Nevertheless, the Republican-dominated legislature overrode her veto, and now the bill is being challenged in two separate lawsuits, both of which have been filed in Wyandotte County District Court.
One lawsuit brought by the ACLU of Kansas accuses lawmakers of “manipulation and abuse of legislative procedures” with a map designed “specifically to prevent Democratic voters in the Kansas City Metro Area from electing their preferred candidate, currently Congresswoman Sharice Davids.”
Both suits mention a 2020 speech by then-Senate President Susan Wagle (R). Speaking to Republican donors, the suits say Wagle outright stated that the legislature would create “a Republican bill that gives us four Republican congressmen, that takes out Sharice Davids in the Third.”
Davids is currently the state’s only Democratic representation in Congress. Her district, the third, is the most diverse in the state. The new map would split it up, thus diluting the minority vote.
“The bill as proposed would erase minority representation,” out Kansas state Rep. Brandon Woodard (D) told LGBTQ Nation.
“It [splits] the most diverse district, the most Latino, the most African American between two districts, diluting their vote and takes one of the most liberal cities, the entire city of Lawrence…and throws it into the most rural and white Congressional districts.”
Woodard said the bill also splits two tribal nations between congressional districts, which will dilute Native American representation in Congress as well.
When he first saw the new map, Woodard thought it was a joke. “It’s so stereotypical and textbook gerrymandering,” he said.
While the current bill only covers districts at the Congressional level, a new state legislative map proposal is also due any day. In that, Woodard believes his own district will also be a target.

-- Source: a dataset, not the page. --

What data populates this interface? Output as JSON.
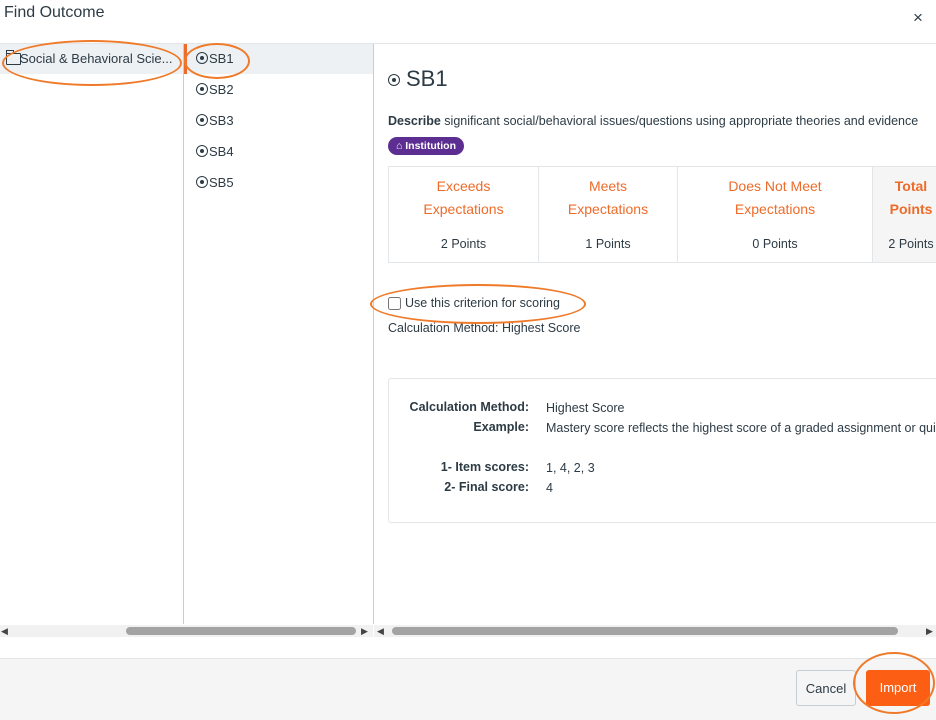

“I was among the top targets of the Republican party in 2020, and I know they’re going to come after me once again…Kansas is one of the few states that has all four letters represented in the LGBT caucus…Our existence in this body makes a difference, but the leadership, it seems like, will go all out to try to get rid of us.”
When it comes to the Congressional map, it’s now up to the courts to decide, but Woodard believes it’s still possible to work with some of the legislature’s more moderate Republicans on the state map.

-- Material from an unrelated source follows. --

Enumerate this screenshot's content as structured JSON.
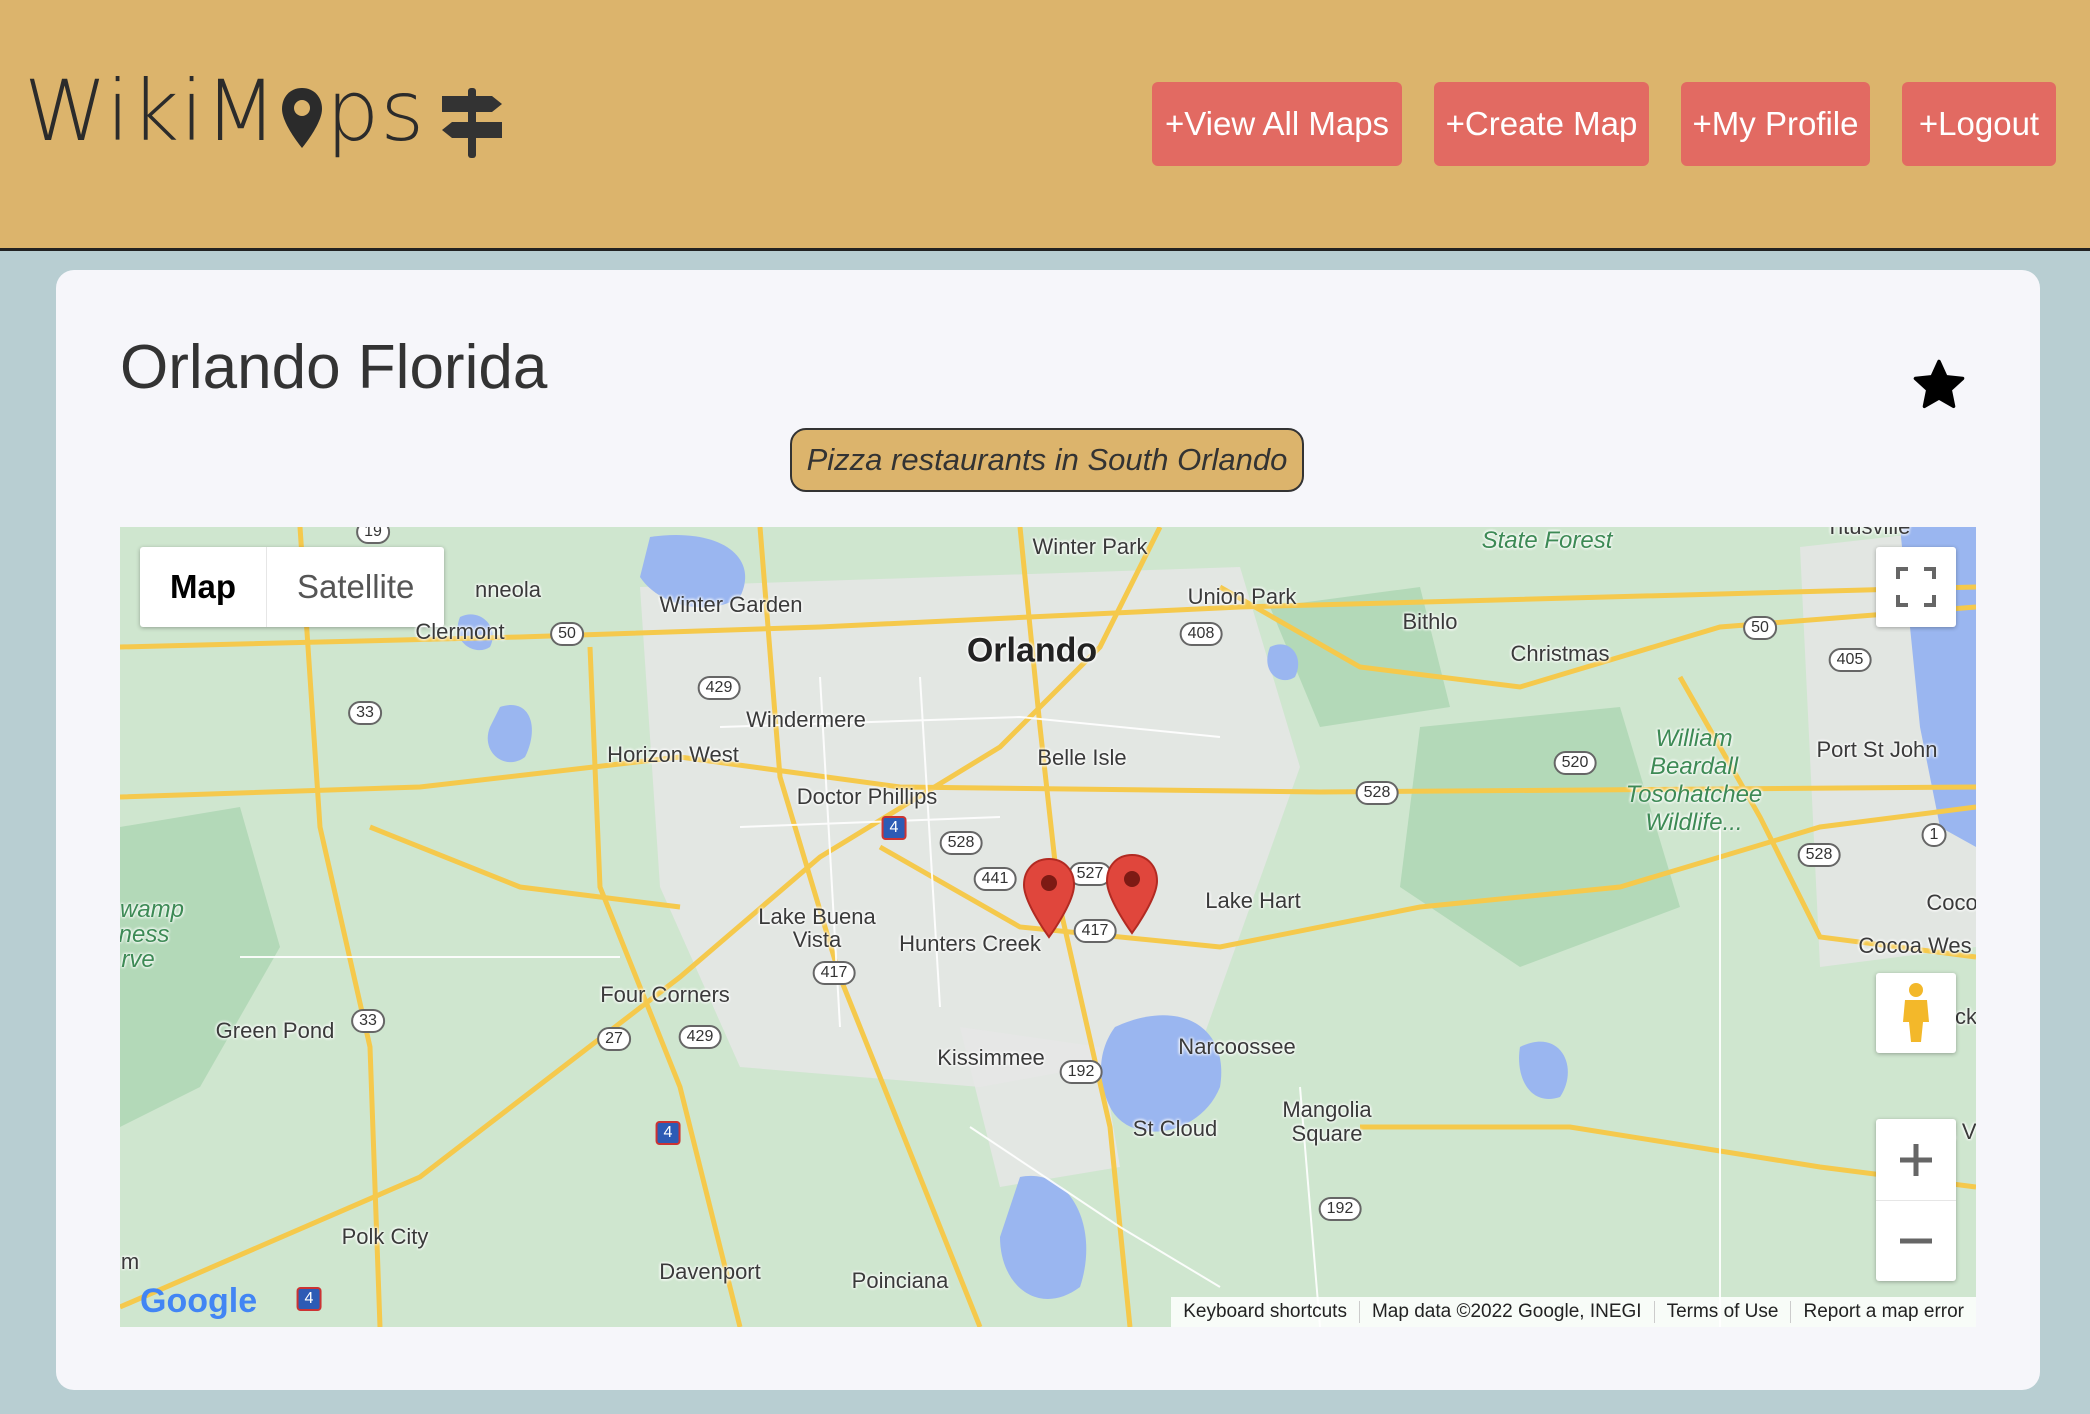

He explained that while the Republicans do have a super-majority in both the Senate and House, it is only by a thin margin. He said there is a significant faction of moderate Republicans that should be willing to work with Democrats.
“I think our approach will be to work with our more moderate colleagues – and our more conservative colleagues that are sometimes willing to buck leadership – that will be targets in this to work with them and to find out how we can make sure [Republicans] wouldn’t have the votes to override, which then forces the leadership back to the negotiating table to get votes from Democrats and moderate Republicans.”

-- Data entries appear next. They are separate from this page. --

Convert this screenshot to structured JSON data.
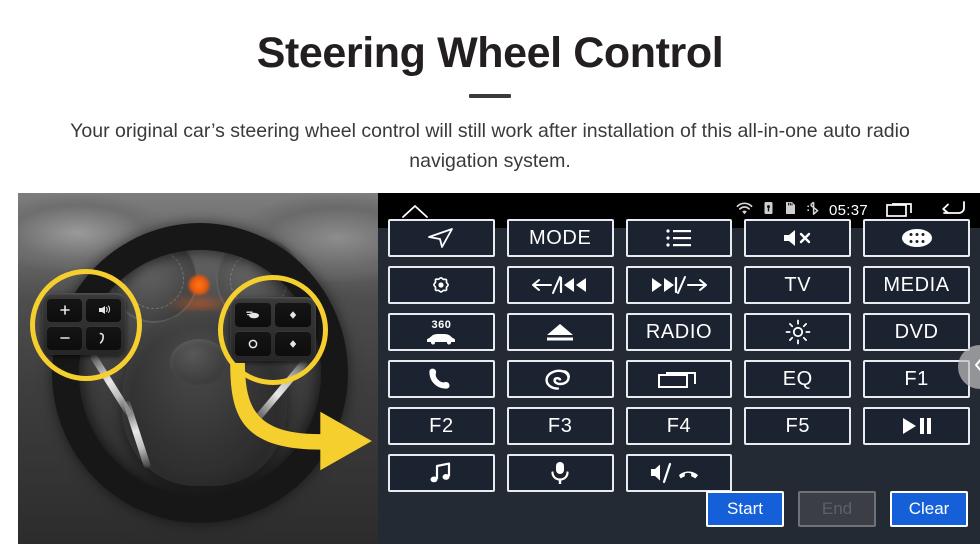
{
  "header": {
    "title": "Steering Wheel Control",
    "subtitle": "Your original car’s steering wheel control will still work after installation of this all-in-one auto radio navigation system."
  },
  "photo": {
    "alt": "Car steering wheel with two highlighted control button clusters and a yellow arrow pointing to the radio unit",
    "highlight_color": "#f5cf2e",
    "arrow_color": "#f5cf2e",
    "left_cluster_keys": [
      "volume-up",
      "voice-command",
      "volume-down",
      "phone-answer"
    ],
    "right_cluster_keys": [
      "source",
      "up",
      "mode",
      "down"
    ]
  },
  "unit": {
    "statusbar": {
      "home_icon": "home-icon",
      "icons": [
        "wifi-icon",
        "usb-lock-icon",
        "sd-card-icon",
        "bluetooth-icon"
      ],
      "time": "05:37",
      "recents_icon": "recents-icon",
      "back_icon": "back-icon"
    },
    "rows": [
      [
        {
          "name": "navigation",
          "icon": "navigation-arrow-icon",
          "label": ""
        },
        {
          "name": "mode",
          "icon": "",
          "label": "MODE"
        },
        {
          "name": "menu-list",
          "icon": "list-icon",
          "label": ""
        },
        {
          "name": "mute",
          "icon": "mute-icon",
          "label": ""
        },
        {
          "name": "apps",
          "icon": "apps-grid-icon",
          "label": ""
        }
      ],
      [
        {
          "name": "settings",
          "icon": "gear-icon",
          "label": ""
        },
        {
          "name": "previous",
          "icon": "previous-track-icon",
          "label": ""
        },
        {
          "name": "next",
          "icon": "next-track-icon",
          "label": ""
        },
        {
          "name": "tv",
          "icon": "",
          "label": "TV"
        },
        {
          "name": "media",
          "icon": "",
          "label": "MEDIA"
        }
      ],
      [
        {
          "name": "camera-360",
          "icon": "car-360-icon",
          "label": "360"
        },
        {
          "name": "eject",
          "icon": "eject-icon",
          "label": ""
        },
        {
          "name": "radio",
          "icon": "",
          "label": "RADIO"
        },
        {
          "name": "brightness",
          "icon": "brightness-icon",
          "label": ""
        },
        {
          "name": "dvd",
          "icon": "",
          "label": "DVD"
        }
      ],
      [
        {
          "name": "phone",
          "icon": "phone-icon",
          "label": ""
        },
        {
          "name": "voice-assistant",
          "icon": "swirl-icon",
          "label": ""
        },
        {
          "name": "recent-apps",
          "icon": "window-icon",
          "label": ""
        },
        {
          "name": "equalizer",
          "icon": "",
          "label": "EQ"
        },
        {
          "name": "f1",
          "icon": "",
          "label": "F1"
        }
      ],
      [
        {
          "name": "f2",
          "icon": "",
          "label": "F2"
        },
        {
          "name": "f3",
          "icon": "",
          "label": "F3"
        },
        {
          "name": "f4",
          "icon": "",
          "label": "F4"
        },
        {
          "name": "f5",
          "icon": "",
          "label": "F5"
        },
        {
          "name": "play-pause",
          "icon": "play-pause-icon",
          "label": ""
        }
      ],
      [
        {
          "name": "music",
          "icon": "music-note-icon",
          "label": ""
        },
        {
          "name": "microphone",
          "icon": "microphone-icon",
          "label": ""
        },
        {
          "name": "speaker-hangup",
          "icon": "speaker-hangup-icon",
          "label": ""
        }
      ]
    ],
    "actions": [
      {
        "name": "start",
        "label": "Start",
        "state": "enabled"
      },
      {
        "name": "end",
        "label": "End",
        "state": "disabled"
      },
      {
        "name": "clear",
        "label": "Clear",
        "state": "enabled"
      }
    ],
    "scroll_handle_icon": "chevron-left-icon",
    "colors": {
      "panel_bg": "#242a33",
      "button_bg": "#1b2230",
      "button_border": "#e8ebf0",
      "accent_blue": "#1560d8",
      "statusbar_bg": "#000000"
    }
  }
}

According to Cesar Toledo, Deputy Political Director of the LGBTQ Victory Fund, LGBTQ politicians are at risk of being pushed out of their districts in more than just Kansas.
“We are seeing these anti-LGBTQ forces trying to erase out representation,” Toledo told LGBTQ Nation.
“What’s happening to Sharice…is just the tip of the iceberg…We’re seeing many of our folks having to consider dropping out or restructuring their campaign plans. It’s just a mess right now.”
He added that the results of new maps in Kansas and elsewhere will have repercussions for LGBTQ people for years to come.
“In 2021, we saw a flurry of anti-LGBTQ bills across the country, and even in Kansas, and it’s our openly LGBTQ representatives who can truly fight some of those terrible pieces of legislation.”